→ Exercise objective:
Gather every line from the entries below that includes "JSON".

Data excerpts
--- START ---
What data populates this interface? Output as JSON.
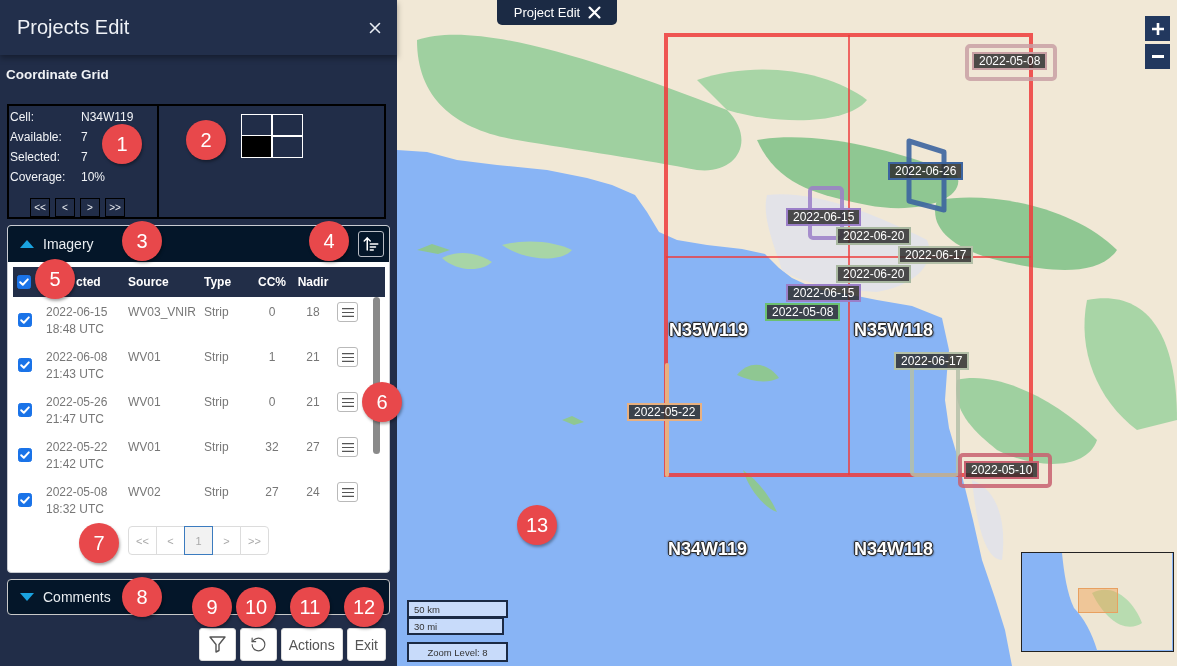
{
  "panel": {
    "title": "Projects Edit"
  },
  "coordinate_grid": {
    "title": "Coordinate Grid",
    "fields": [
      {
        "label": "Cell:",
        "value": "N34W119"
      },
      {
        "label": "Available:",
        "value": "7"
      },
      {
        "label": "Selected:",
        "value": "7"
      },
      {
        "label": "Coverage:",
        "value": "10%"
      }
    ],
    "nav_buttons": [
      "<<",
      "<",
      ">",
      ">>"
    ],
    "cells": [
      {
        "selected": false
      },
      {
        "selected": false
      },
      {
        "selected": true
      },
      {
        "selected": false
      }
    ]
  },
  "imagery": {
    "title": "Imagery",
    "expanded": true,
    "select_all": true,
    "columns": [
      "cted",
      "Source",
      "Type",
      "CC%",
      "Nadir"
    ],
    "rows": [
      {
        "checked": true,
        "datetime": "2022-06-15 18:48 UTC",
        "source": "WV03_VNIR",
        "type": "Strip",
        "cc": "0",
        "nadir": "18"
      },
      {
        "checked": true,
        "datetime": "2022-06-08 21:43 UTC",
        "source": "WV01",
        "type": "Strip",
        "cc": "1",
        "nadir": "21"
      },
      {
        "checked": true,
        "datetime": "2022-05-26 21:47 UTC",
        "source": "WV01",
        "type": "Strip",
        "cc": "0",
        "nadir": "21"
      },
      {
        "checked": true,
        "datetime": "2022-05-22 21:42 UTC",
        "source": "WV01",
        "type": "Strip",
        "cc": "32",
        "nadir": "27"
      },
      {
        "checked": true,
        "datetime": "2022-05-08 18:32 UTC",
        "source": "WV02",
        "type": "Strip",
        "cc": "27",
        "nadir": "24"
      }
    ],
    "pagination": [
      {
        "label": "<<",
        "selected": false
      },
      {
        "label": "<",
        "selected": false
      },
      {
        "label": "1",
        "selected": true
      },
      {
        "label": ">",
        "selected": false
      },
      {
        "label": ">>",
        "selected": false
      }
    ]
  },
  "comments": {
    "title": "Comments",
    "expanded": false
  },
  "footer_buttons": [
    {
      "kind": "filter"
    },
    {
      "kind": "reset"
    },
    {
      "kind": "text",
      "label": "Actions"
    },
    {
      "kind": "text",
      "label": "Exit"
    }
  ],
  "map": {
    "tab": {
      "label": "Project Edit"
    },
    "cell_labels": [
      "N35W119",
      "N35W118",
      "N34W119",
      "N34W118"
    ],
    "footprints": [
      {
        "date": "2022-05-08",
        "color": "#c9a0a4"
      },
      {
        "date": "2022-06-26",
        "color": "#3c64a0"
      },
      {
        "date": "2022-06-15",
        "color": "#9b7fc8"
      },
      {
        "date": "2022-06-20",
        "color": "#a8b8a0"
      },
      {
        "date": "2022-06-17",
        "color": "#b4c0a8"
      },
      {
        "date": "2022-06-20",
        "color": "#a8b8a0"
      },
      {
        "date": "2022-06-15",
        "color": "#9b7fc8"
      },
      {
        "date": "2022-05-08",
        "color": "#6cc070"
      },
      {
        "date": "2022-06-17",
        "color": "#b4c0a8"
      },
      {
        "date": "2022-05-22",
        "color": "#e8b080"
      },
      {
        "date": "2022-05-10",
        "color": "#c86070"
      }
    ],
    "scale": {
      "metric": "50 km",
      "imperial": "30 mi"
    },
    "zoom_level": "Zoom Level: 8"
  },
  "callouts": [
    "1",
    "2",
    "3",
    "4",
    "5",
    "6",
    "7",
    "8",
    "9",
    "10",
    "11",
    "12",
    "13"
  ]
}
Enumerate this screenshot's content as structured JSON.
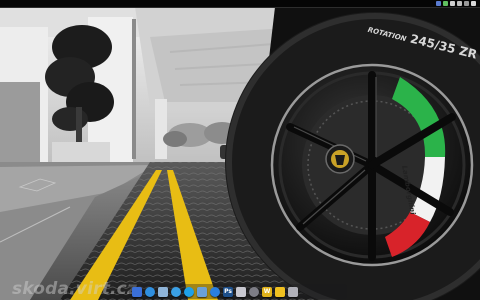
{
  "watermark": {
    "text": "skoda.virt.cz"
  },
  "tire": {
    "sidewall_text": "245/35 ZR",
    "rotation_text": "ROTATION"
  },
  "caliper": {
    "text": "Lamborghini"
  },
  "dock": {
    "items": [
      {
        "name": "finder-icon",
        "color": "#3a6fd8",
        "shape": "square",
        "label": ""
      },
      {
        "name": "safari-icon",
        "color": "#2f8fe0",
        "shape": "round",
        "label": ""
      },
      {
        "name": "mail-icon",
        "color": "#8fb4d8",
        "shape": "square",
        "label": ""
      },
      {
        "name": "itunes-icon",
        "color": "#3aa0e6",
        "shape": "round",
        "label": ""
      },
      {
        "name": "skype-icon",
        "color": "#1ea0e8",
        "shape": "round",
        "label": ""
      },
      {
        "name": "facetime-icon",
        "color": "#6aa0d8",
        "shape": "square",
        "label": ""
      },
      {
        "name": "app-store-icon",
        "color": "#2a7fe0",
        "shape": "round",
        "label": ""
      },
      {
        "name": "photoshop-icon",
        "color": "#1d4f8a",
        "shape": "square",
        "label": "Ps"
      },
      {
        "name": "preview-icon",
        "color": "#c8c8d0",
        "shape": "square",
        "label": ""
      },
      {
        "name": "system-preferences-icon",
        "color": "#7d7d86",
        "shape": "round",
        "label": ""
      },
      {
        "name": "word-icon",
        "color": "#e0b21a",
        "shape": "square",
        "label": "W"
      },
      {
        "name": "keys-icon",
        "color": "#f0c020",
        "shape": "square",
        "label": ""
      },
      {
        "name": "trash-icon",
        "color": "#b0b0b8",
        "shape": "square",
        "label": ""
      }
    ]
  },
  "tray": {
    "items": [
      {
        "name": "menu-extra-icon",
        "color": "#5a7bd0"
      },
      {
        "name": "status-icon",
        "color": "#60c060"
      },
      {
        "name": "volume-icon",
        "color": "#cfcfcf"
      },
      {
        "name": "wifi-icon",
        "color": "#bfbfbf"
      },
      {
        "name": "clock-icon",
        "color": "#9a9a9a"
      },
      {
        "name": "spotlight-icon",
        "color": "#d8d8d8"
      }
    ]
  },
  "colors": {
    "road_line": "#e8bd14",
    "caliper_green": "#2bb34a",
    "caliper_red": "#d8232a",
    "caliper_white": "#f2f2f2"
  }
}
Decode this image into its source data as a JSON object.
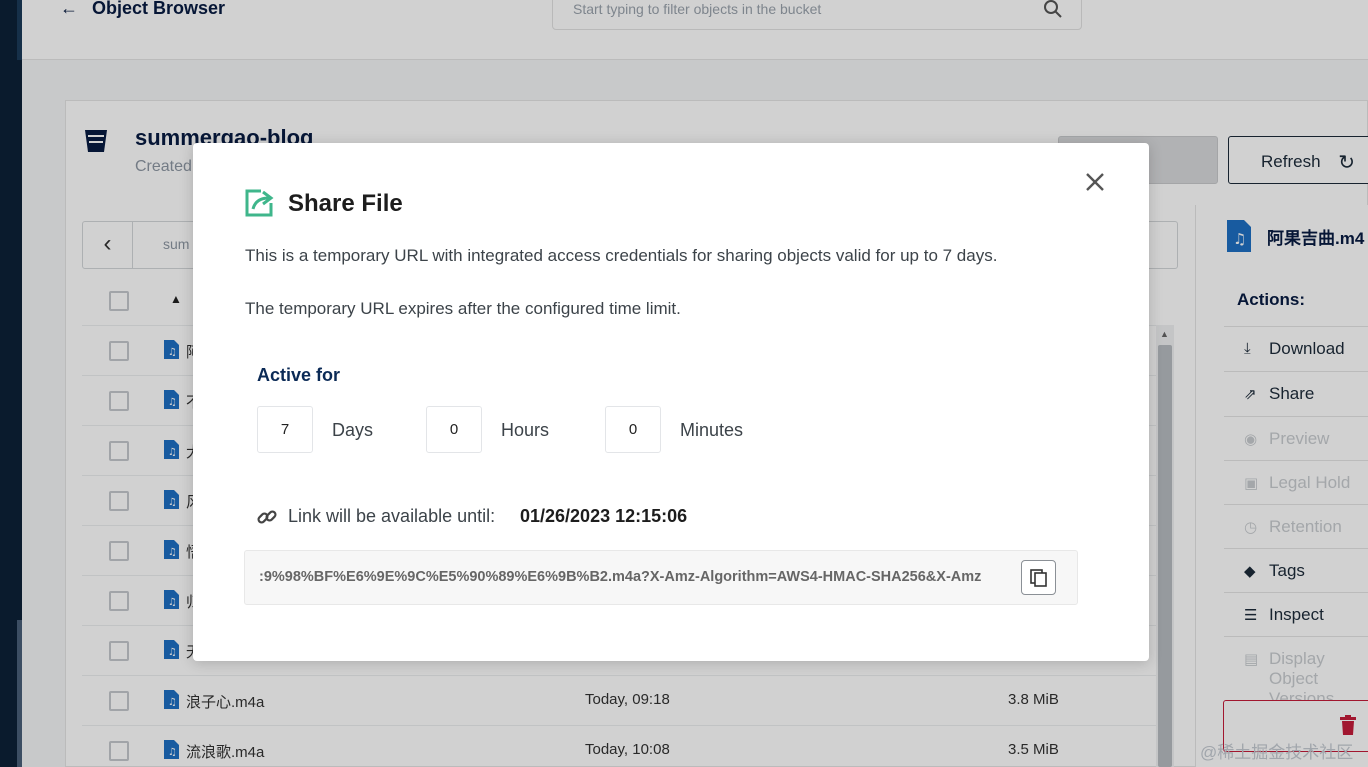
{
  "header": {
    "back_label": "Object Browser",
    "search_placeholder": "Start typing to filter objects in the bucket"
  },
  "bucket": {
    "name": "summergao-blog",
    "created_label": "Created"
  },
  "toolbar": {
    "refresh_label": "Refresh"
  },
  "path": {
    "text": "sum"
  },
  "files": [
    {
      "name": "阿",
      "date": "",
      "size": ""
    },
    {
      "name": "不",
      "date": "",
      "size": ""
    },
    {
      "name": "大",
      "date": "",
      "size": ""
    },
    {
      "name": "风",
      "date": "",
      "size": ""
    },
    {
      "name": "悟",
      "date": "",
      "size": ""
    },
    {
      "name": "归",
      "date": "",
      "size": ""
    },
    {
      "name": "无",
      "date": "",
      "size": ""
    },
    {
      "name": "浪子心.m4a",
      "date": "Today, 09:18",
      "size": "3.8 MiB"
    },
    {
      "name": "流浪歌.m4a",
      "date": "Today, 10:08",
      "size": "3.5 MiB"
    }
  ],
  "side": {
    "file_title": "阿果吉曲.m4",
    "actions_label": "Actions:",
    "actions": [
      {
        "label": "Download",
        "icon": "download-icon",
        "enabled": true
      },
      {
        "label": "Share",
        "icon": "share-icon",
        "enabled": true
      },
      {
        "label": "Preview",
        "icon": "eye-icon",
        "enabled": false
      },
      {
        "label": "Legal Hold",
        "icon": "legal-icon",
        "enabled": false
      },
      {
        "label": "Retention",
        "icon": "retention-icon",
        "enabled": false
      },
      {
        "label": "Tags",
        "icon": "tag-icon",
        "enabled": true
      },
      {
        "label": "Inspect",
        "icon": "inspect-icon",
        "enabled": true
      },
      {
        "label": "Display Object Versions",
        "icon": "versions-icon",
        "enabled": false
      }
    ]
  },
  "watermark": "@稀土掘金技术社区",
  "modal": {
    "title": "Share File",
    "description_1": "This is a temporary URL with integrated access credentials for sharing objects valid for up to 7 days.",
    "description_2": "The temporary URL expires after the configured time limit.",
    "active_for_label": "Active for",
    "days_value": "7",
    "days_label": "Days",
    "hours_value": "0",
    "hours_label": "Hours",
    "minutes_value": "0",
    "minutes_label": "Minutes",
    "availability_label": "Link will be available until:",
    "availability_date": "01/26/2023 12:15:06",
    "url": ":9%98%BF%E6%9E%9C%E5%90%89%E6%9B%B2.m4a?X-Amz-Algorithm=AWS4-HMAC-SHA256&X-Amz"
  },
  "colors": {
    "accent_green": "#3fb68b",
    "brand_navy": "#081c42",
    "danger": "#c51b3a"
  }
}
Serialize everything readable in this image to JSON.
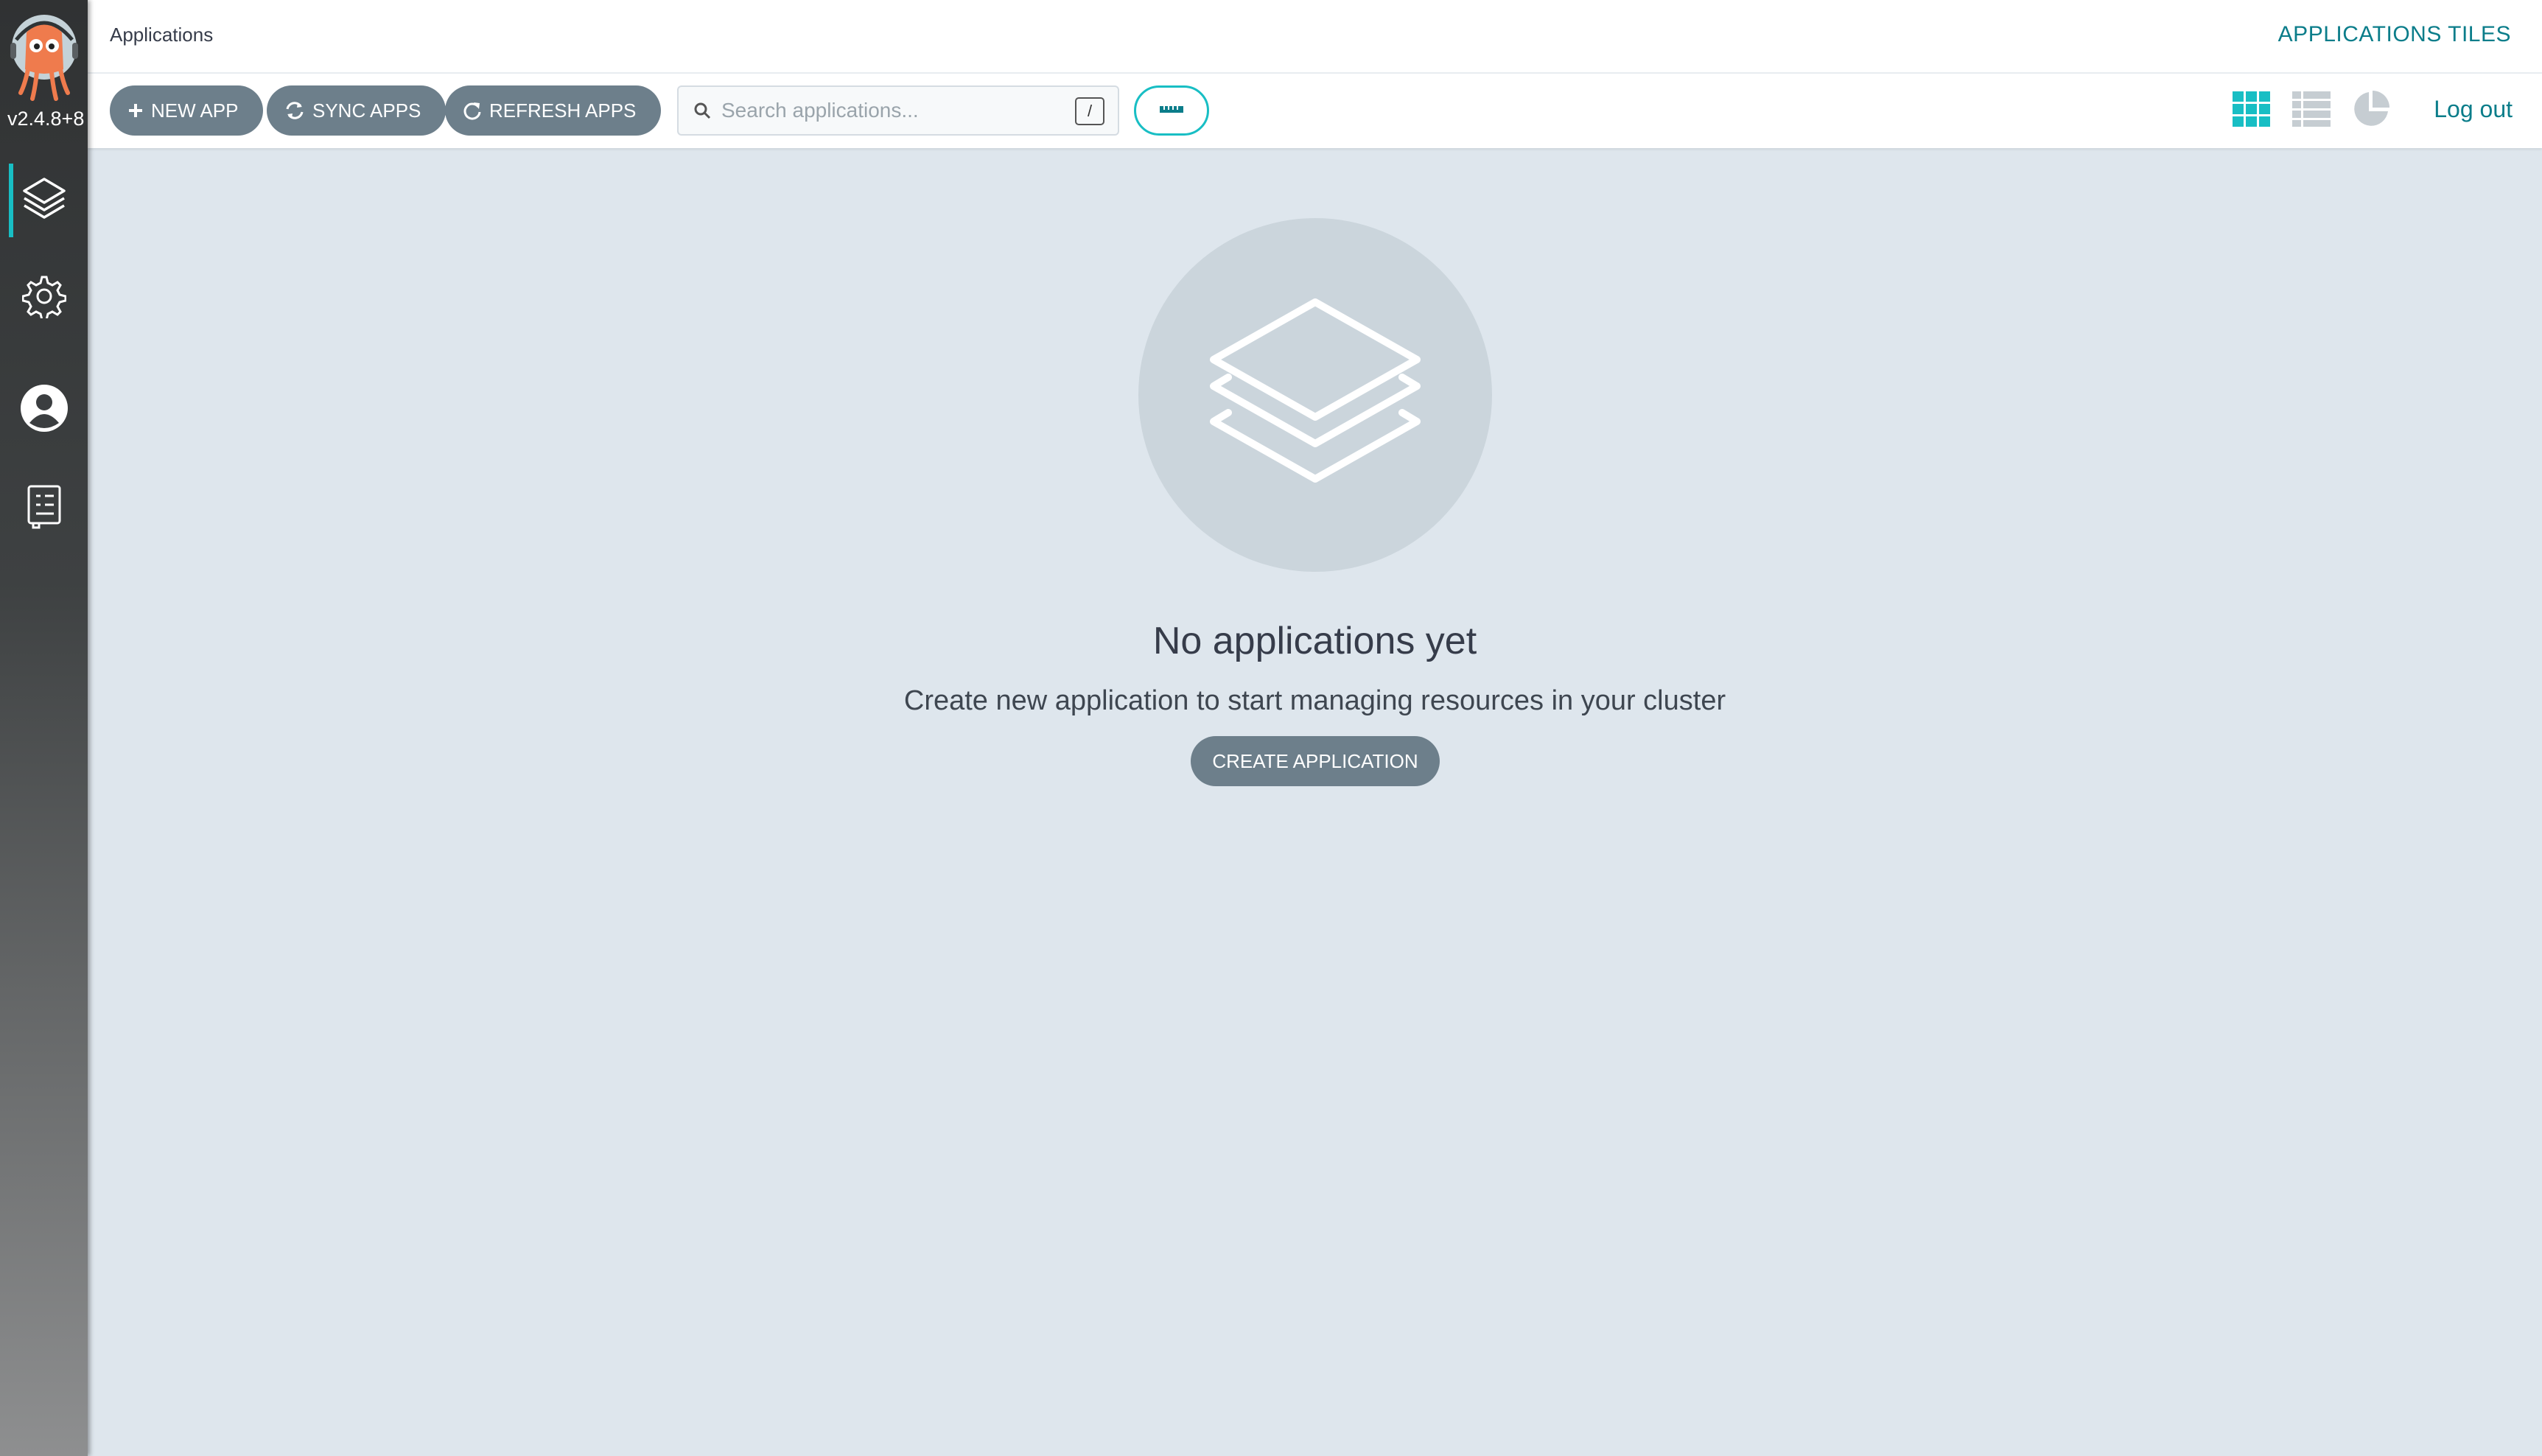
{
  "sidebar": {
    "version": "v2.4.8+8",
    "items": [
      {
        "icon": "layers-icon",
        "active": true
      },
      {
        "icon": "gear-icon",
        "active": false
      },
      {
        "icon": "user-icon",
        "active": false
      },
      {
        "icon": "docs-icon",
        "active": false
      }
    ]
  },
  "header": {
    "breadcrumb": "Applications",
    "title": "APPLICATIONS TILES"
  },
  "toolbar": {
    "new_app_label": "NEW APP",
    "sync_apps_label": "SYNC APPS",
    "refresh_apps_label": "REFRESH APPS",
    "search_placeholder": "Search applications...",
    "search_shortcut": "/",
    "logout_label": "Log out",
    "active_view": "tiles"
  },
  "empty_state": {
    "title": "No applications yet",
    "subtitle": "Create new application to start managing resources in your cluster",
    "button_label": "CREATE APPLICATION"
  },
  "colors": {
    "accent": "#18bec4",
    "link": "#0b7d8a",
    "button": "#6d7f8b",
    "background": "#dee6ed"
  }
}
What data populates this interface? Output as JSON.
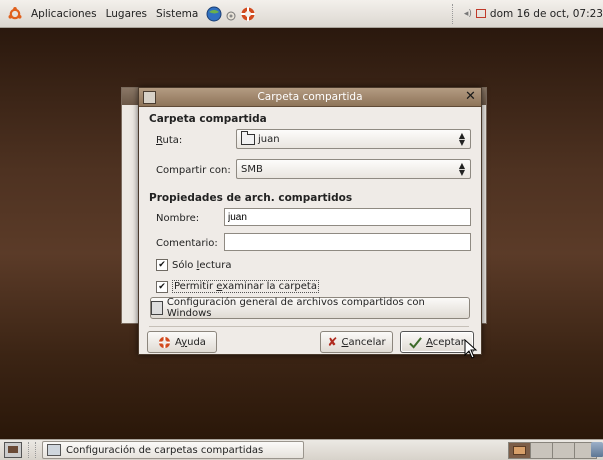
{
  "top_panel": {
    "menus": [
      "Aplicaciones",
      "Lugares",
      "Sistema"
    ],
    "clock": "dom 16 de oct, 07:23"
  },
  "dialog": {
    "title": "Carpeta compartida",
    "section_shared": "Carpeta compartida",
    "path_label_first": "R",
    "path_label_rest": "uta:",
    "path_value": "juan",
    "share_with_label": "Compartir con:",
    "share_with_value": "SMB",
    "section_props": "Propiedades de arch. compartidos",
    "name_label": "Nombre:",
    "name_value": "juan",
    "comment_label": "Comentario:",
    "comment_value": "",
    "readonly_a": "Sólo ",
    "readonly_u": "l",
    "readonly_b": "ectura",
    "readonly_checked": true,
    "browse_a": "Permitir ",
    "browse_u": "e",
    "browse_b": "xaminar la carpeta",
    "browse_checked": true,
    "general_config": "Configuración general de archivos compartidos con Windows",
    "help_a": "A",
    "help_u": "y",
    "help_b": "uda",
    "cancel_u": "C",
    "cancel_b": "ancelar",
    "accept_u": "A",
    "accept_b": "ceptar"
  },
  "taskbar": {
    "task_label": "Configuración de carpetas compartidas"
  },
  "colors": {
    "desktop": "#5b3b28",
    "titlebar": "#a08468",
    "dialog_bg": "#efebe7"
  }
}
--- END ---
→ Exercise result:
What data populates this interface? Output as JSON.
Enumerate this screenshot's content as structured JSON.
Decode this image into its source data as a JSON object.
Serialize everything readable in this image to JSON.
What data populates this interface? Output as JSON.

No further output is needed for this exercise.